This weekend, my husband and I went up to the mountains to check out the autumn colors. We headed over Kenosha Pass, which was clogged with leaf peepers, and briefly stopped to admire the golden aspen. But we were hungry, so we continued on to Fairplay for lunch. We took a post-meal stroll through town and quickly discovered the historic Fairplay School, a beautiful stone schoolhouse tucked behind several modern brick additions.
The main entrance to the school is around the corner facing the newest addition.
The Fairplay School was constructed between 1880 and 1881, and is one of the oldest remaining school buildings [pdf] in Colorado. It is on the Colorado Register of Historic Places, and is made of an irregularly grained red and pinkish-buff colored sandstone. A sandstone quarry around Red Hill Pass, near Route 285 just northeast of Fairplay, supplied much of the local stone for the town.
If you look closely at the photo at left (you can enlarge it by clicking the photo), the foundation stones and water table are large, rough-cut pieces of red sandstone. Before steel construction was popular, builders used stronger, denser stones at the bottom of a building to support the weight of the masonry walls and to reduce water infiltration. The red sandstone may have been stronger and less permeable than the pinkish-buff sandstone used to building the rest of the wall.
It was also common for masonry walls to get lighter as they got taller to reduce the amount of weight being supported by the foundation. It is hard to tell from the small photo, but the stones used to build the wall get smaller in size as from water table to cornice. Red sandstone was also used at the corners to create quoins, and at the window sills and lintels.
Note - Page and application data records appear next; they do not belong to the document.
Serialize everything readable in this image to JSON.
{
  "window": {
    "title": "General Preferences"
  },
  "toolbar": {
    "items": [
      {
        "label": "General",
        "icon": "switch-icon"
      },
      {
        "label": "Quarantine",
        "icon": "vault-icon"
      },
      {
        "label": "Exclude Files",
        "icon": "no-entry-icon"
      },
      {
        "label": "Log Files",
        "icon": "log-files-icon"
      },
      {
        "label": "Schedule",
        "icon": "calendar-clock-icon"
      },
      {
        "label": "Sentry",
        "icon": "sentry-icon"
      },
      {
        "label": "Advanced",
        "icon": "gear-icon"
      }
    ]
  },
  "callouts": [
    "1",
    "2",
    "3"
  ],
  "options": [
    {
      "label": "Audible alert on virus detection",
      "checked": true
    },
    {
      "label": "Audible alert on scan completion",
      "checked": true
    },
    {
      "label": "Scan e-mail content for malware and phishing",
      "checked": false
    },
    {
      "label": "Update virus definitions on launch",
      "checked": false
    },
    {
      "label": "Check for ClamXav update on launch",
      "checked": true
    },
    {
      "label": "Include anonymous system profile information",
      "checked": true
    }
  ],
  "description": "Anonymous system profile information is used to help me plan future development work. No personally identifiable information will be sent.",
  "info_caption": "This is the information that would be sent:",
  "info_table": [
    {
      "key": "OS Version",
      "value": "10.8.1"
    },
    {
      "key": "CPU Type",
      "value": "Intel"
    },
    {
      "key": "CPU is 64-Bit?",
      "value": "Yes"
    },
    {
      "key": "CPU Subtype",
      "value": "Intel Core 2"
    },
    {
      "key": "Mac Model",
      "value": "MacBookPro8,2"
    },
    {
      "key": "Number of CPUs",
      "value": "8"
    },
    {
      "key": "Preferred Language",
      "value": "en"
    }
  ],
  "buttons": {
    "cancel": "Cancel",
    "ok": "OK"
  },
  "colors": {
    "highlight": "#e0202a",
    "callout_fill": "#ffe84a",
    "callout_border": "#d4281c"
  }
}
Naturally, the Fairplay School has a cupola with a bell, and swallow nests at the cornice. No historic school would be complete without them!